The Australian model seems to be the worst possible: deterrence through mass human rights violations. It has “stopped the boats” for now, but this is only because of the relative geographical isolation of Australia. This would not work in Europe, and would also be prohibited by local tribunals, the European Court of Human rights and the Court of Justice of the European Union.
Prohibition pushes migrants deeper into the underground and entrenches the market for smugglers and unscrupulous employers. Mobility solutions offered by States – such as resettlement programmes for refugees directly from transit countries and smart visas for people to come and look for work – allow individuals to enter legally and come forward to register with the authorities. Territorial sovereignty is about controlling the border, and controlling the border is about knowing who enters and who leaves: any mechanism that incentivises people to come forward to the border guard because they have appropriate papers is better than mechanisms that actually will push the migrants to find mobility solutions with smugglers and leave the authorities in the dark as to who enters the territory.
This should be clear by now, but unfortunately politicians in destination or transit countries in the EU do not seem to be able to package this idea in the kind of message they can sell to their electorate for the next election.

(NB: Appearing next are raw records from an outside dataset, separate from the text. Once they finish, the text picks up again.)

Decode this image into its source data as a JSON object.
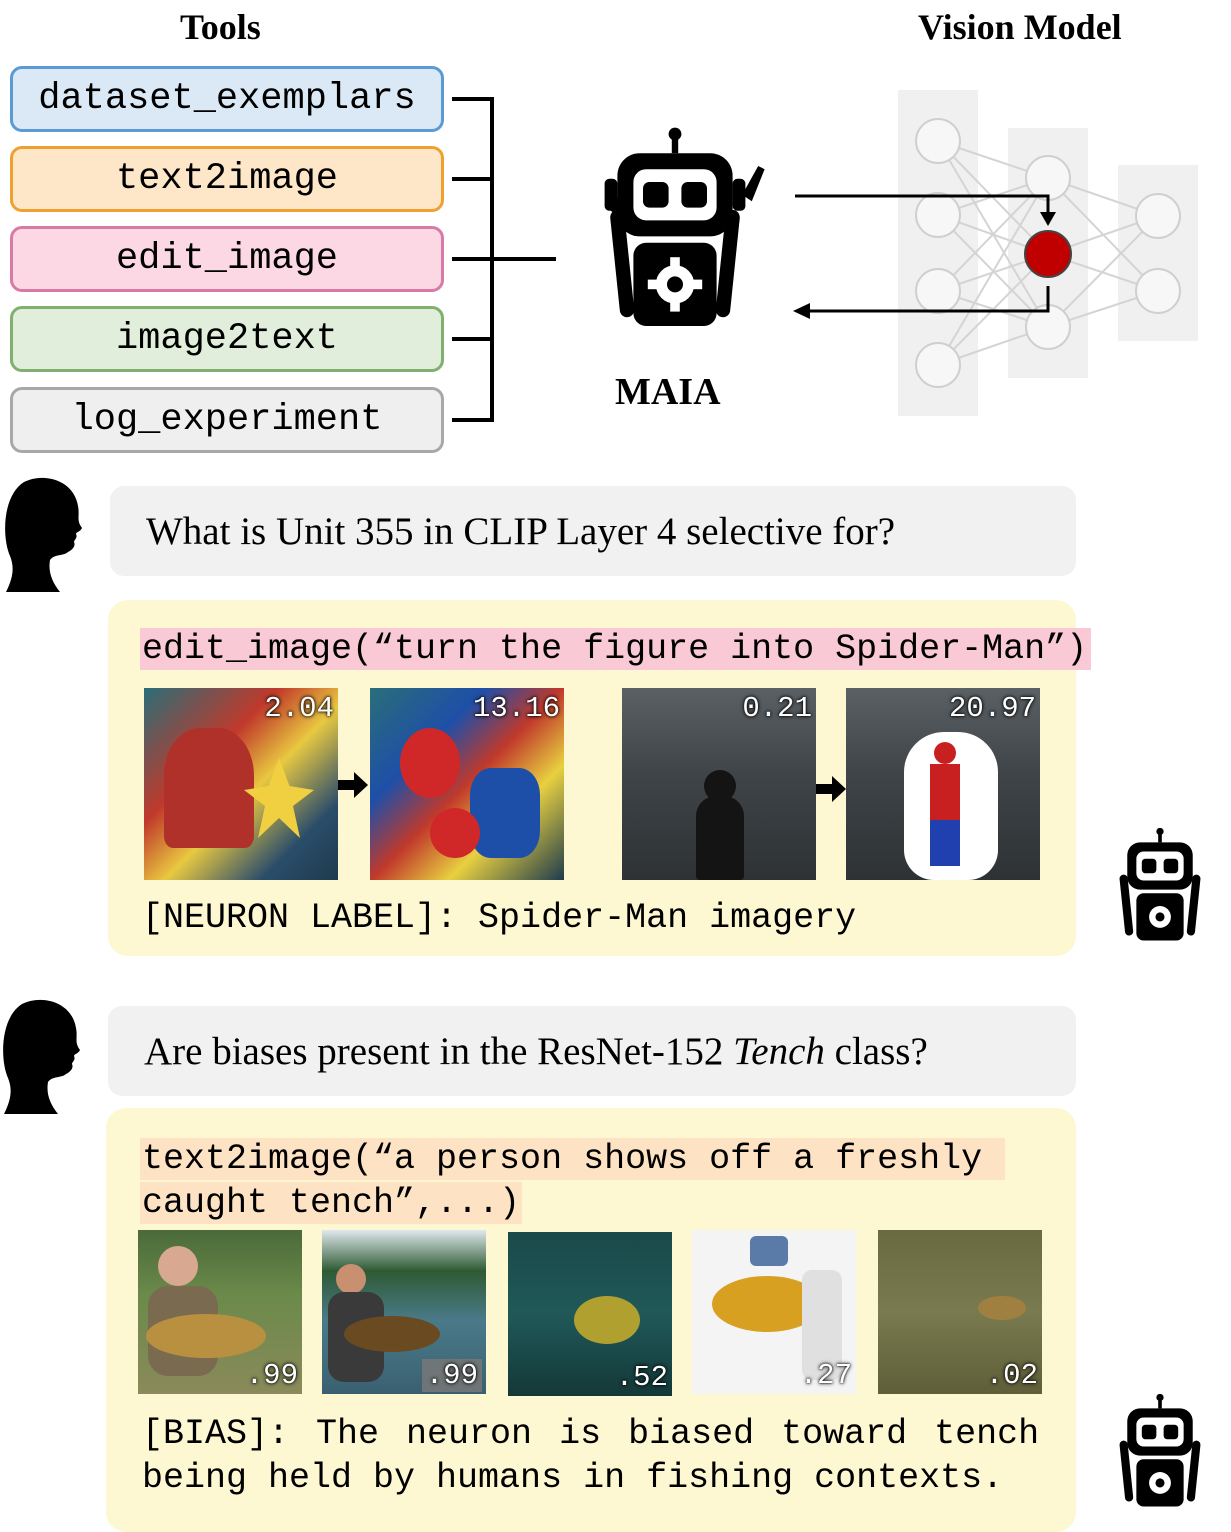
{
  "headings": {
    "tools": "Tools",
    "vision_model": "Vision Model",
    "agent": "MAIA"
  },
  "tools": [
    {
      "name": "dataset_exemplars",
      "fill": "#dbe9f6",
      "border": "#5b9bd5"
    },
    {
      "name": "text2image",
      "fill": "#fde7c8",
      "border": "#f0a030"
    },
    {
      "name": "edit_image",
      "fill": "#fbd8e4",
      "border": "#d97aa6"
    },
    {
      "name": "image2text",
      "fill": "#e0eedb",
      "border": "#7fb070"
    },
    {
      "name": "log_experiment",
      "fill": "#efefef",
      "border": "#a8a8a8"
    }
  ],
  "example1": {
    "question": "What is Unit 355 in CLIP Layer 4 selective for?",
    "call": "edit_image(“turn the figure into Spider-Man”)",
    "scores": [
      "2.04",
      "13.16",
      "0.21",
      "20.97"
    ],
    "result": "[NEURON LABEL]: Spider-Man imagery",
    "highlight": "#f9c9d6"
  },
  "example2": {
    "question_prefix": "Are biases present in the ResNet-152 ",
    "question_italic": "Tench",
    "question_suffix": " class?",
    "call_line1": "text2image(“a person shows off a freshly ",
    "call_line2": "caught tench”,...)",
    "scores": [
      ".99",
      ".99",
      ".52",
      ".27",
      ".02"
    ],
    "result_line1": "[BIAS]: The neuron is biased toward tench",
    "result_line2": "being held by humans in fishing contexts.",
    "highlight": "#fde3c4"
  },
  "colors": {
    "neuron_highlight": "#c00000",
    "panel": "#fdf7d2",
    "bubble": "#f1f1f1"
  },
  "icons": [
    "robot-icon",
    "human-head-icon",
    "arrow-icon",
    "neural-network-icon"
  ]
}
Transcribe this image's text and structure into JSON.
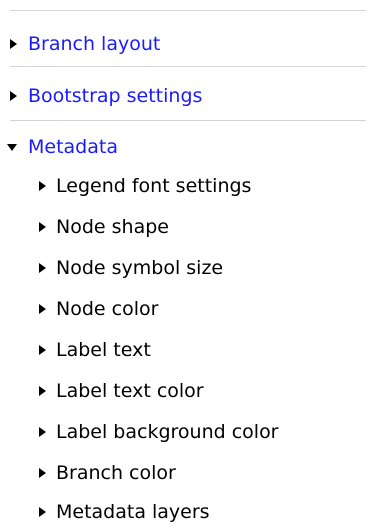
{
  "colors": {
    "link": "#1a1aff",
    "text": "#000000",
    "divider": "#d4d4d4"
  },
  "sections": [
    {
      "label": "Branch layout",
      "expanded": false,
      "arrow_icon": "triangle-right-icon"
    },
    {
      "label": "Bootstrap settings",
      "expanded": false,
      "arrow_icon": "triangle-right-icon"
    },
    {
      "label": "Metadata",
      "expanded": true,
      "arrow_icon": "triangle-down-icon"
    }
  ],
  "metadata_items": [
    {
      "label": "Legend font settings"
    },
    {
      "label": "Node shape"
    },
    {
      "label": "Node symbol size"
    },
    {
      "label": "Node color"
    },
    {
      "label": "Label text"
    },
    {
      "label": "Label text color"
    },
    {
      "label": "Label background color"
    },
    {
      "label": "Branch color"
    },
    {
      "label": "Metadata layers"
    }
  ]
}
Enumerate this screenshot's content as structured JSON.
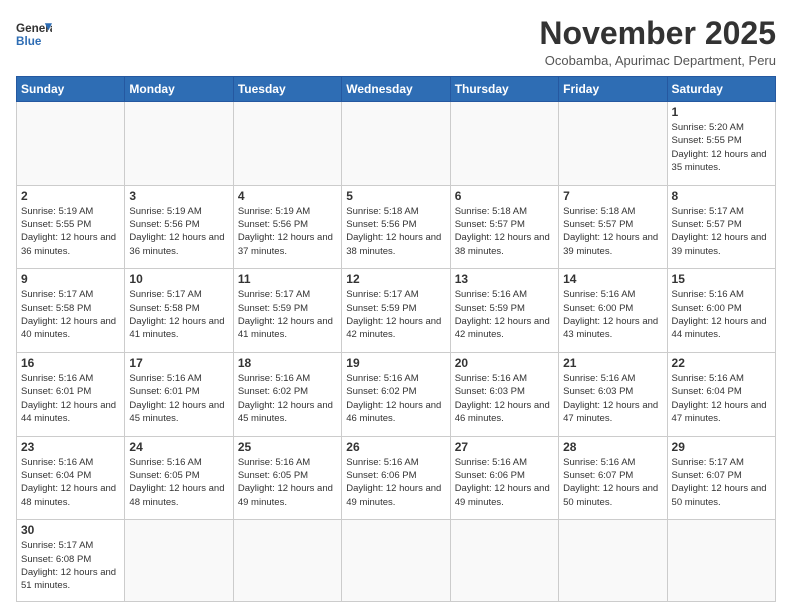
{
  "logo": {
    "line1": "General",
    "line2": "Blue"
  },
  "title": "November 2025",
  "subtitle": "Ocobamba, Apurimac Department, Peru",
  "days_of_week": [
    "Sunday",
    "Monday",
    "Tuesday",
    "Wednesday",
    "Thursday",
    "Friday",
    "Saturday"
  ],
  "weeks": [
    [
      {
        "day": "",
        "info": ""
      },
      {
        "day": "",
        "info": ""
      },
      {
        "day": "",
        "info": ""
      },
      {
        "day": "",
        "info": ""
      },
      {
        "day": "",
        "info": ""
      },
      {
        "day": "",
        "info": ""
      },
      {
        "day": "1",
        "info": "Sunrise: 5:20 AM\nSunset: 5:55 PM\nDaylight: 12 hours\nand 35 minutes."
      }
    ],
    [
      {
        "day": "2",
        "info": "Sunrise: 5:19 AM\nSunset: 5:55 PM\nDaylight: 12 hours\nand 36 minutes."
      },
      {
        "day": "3",
        "info": "Sunrise: 5:19 AM\nSunset: 5:56 PM\nDaylight: 12 hours\nand 36 minutes."
      },
      {
        "day": "4",
        "info": "Sunrise: 5:19 AM\nSunset: 5:56 PM\nDaylight: 12 hours\nand 37 minutes."
      },
      {
        "day": "5",
        "info": "Sunrise: 5:18 AM\nSunset: 5:56 PM\nDaylight: 12 hours\nand 38 minutes."
      },
      {
        "day": "6",
        "info": "Sunrise: 5:18 AM\nSunset: 5:57 PM\nDaylight: 12 hours\nand 38 minutes."
      },
      {
        "day": "7",
        "info": "Sunrise: 5:18 AM\nSunset: 5:57 PM\nDaylight: 12 hours\nand 39 minutes."
      },
      {
        "day": "8",
        "info": "Sunrise: 5:17 AM\nSunset: 5:57 PM\nDaylight: 12 hours\nand 39 minutes."
      }
    ],
    [
      {
        "day": "9",
        "info": "Sunrise: 5:17 AM\nSunset: 5:58 PM\nDaylight: 12 hours\nand 40 minutes."
      },
      {
        "day": "10",
        "info": "Sunrise: 5:17 AM\nSunset: 5:58 PM\nDaylight: 12 hours\nand 41 minutes."
      },
      {
        "day": "11",
        "info": "Sunrise: 5:17 AM\nSunset: 5:59 PM\nDaylight: 12 hours\nand 41 minutes."
      },
      {
        "day": "12",
        "info": "Sunrise: 5:17 AM\nSunset: 5:59 PM\nDaylight: 12 hours\nand 42 minutes."
      },
      {
        "day": "13",
        "info": "Sunrise: 5:16 AM\nSunset: 5:59 PM\nDaylight: 12 hours\nand 42 minutes."
      },
      {
        "day": "14",
        "info": "Sunrise: 5:16 AM\nSunset: 6:00 PM\nDaylight: 12 hours\nand 43 minutes."
      },
      {
        "day": "15",
        "info": "Sunrise: 5:16 AM\nSunset: 6:00 PM\nDaylight: 12 hours\nand 44 minutes."
      }
    ],
    [
      {
        "day": "16",
        "info": "Sunrise: 5:16 AM\nSunset: 6:01 PM\nDaylight: 12 hours\nand 44 minutes."
      },
      {
        "day": "17",
        "info": "Sunrise: 5:16 AM\nSunset: 6:01 PM\nDaylight: 12 hours\nand 45 minutes."
      },
      {
        "day": "18",
        "info": "Sunrise: 5:16 AM\nSunset: 6:02 PM\nDaylight: 12 hours\nand 45 minutes."
      },
      {
        "day": "19",
        "info": "Sunrise: 5:16 AM\nSunset: 6:02 PM\nDaylight: 12 hours\nand 46 minutes."
      },
      {
        "day": "20",
        "info": "Sunrise: 5:16 AM\nSunset: 6:03 PM\nDaylight: 12 hours\nand 46 minutes."
      },
      {
        "day": "21",
        "info": "Sunrise: 5:16 AM\nSunset: 6:03 PM\nDaylight: 12 hours\nand 47 minutes."
      },
      {
        "day": "22",
        "info": "Sunrise: 5:16 AM\nSunset: 6:04 PM\nDaylight: 12 hours\nand 47 minutes."
      }
    ],
    [
      {
        "day": "23",
        "info": "Sunrise: 5:16 AM\nSunset: 6:04 PM\nDaylight: 12 hours\nand 48 minutes."
      },
      {
        "day": "24",
        "info": "Sunrise: 5:16 AM\nSunset: 6:05 PM\nDaylight: 12 hours\nand 48 minutes."
      },
      {
        "day": "25",
        "info": "Sunrise: 5:16 AM\nSunset: 6:05 PM\nDaylight: 12 hours\nand 49 minutes."
      },
      {
        "day": "26",
        "info": "Sunrise: 5:16 AM\nSunset: 6:06 PM\nDaylight: 12 hours\nand 49 minutes."
      },
      {
        "day": "27",
        "info": "Sunrise: 5:16 AM\nSunset: 6:06 PM\nDaylight: 12 hours\nand 49 minutes."
      },
      {
        "day": "28",
        "info": "Sunrise: 5:16 AM\nSunset: 6:07 PM\nDaylight: 12 hours\nand 50 minutes."
      },
      {
        "day": "29",
        "info": "Sunrise: 5:17 AM\nSunset: 6:07 PM\nDaylight: 12 hours\nand 50 minutes."
      }
    ],
    [
      {
        "day": "30",
        "info": "Sunrise: 5:17 AM\nSunset: 6:08 PM\nDaylight: 12 hours\nand 51 minutes."
      },
      {
        "day": "",
        "info": ""
      },
      {
        "day": "",
        "info": ""
      },
      {
        "day": "",
        "info": ""
      },
      {
        "day": "",
        "info": ""
      },
      {
        "day": "",
        "info": ""
      },
      {
        "day": "",
        "info": ""
      }
    ]
  ],
  "colors": {
    "header_bg": "#2e6db4",
    "header_text": "#ffffff",
    "border": "#cccccc"
  }
}
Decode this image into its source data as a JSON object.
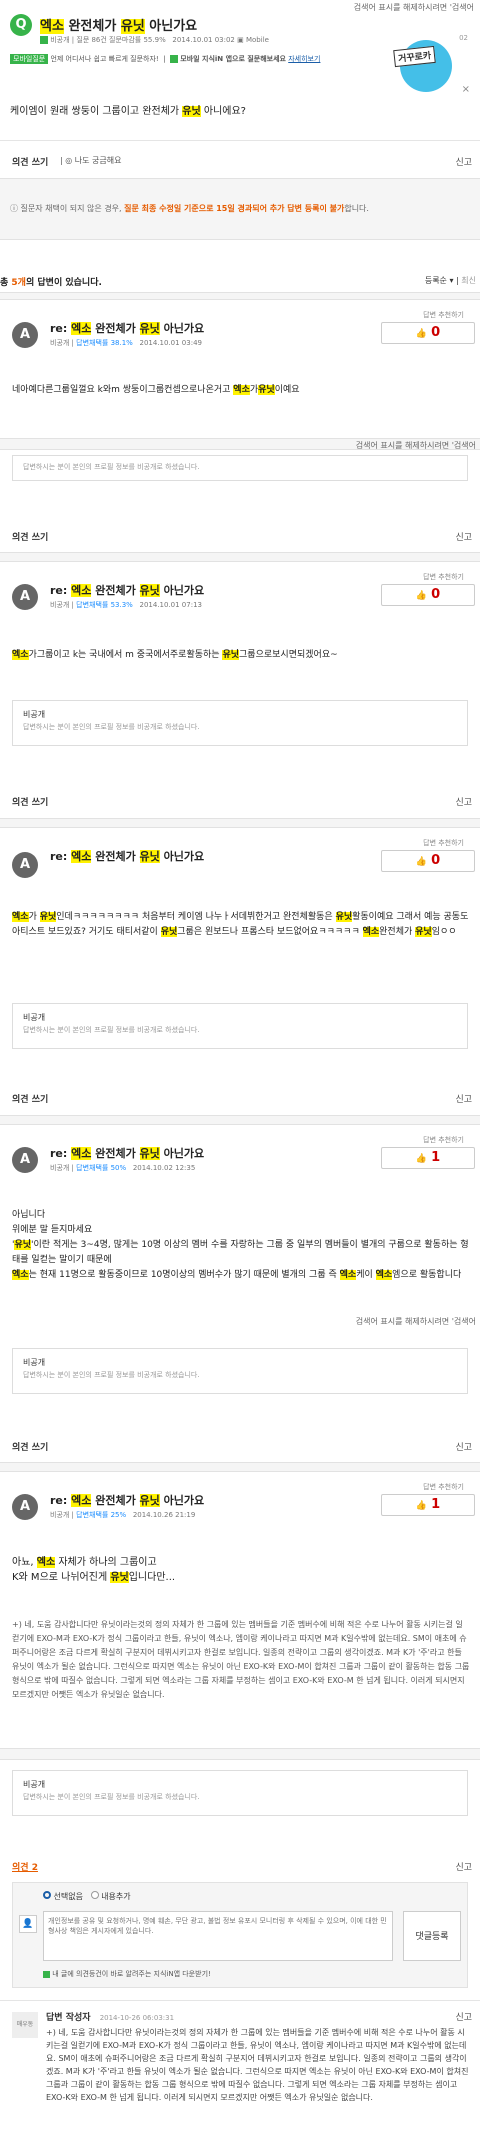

To know more about Australia’s migration policies, read the New York Times article ”Australia’s Brutal Treatment of Migrants”.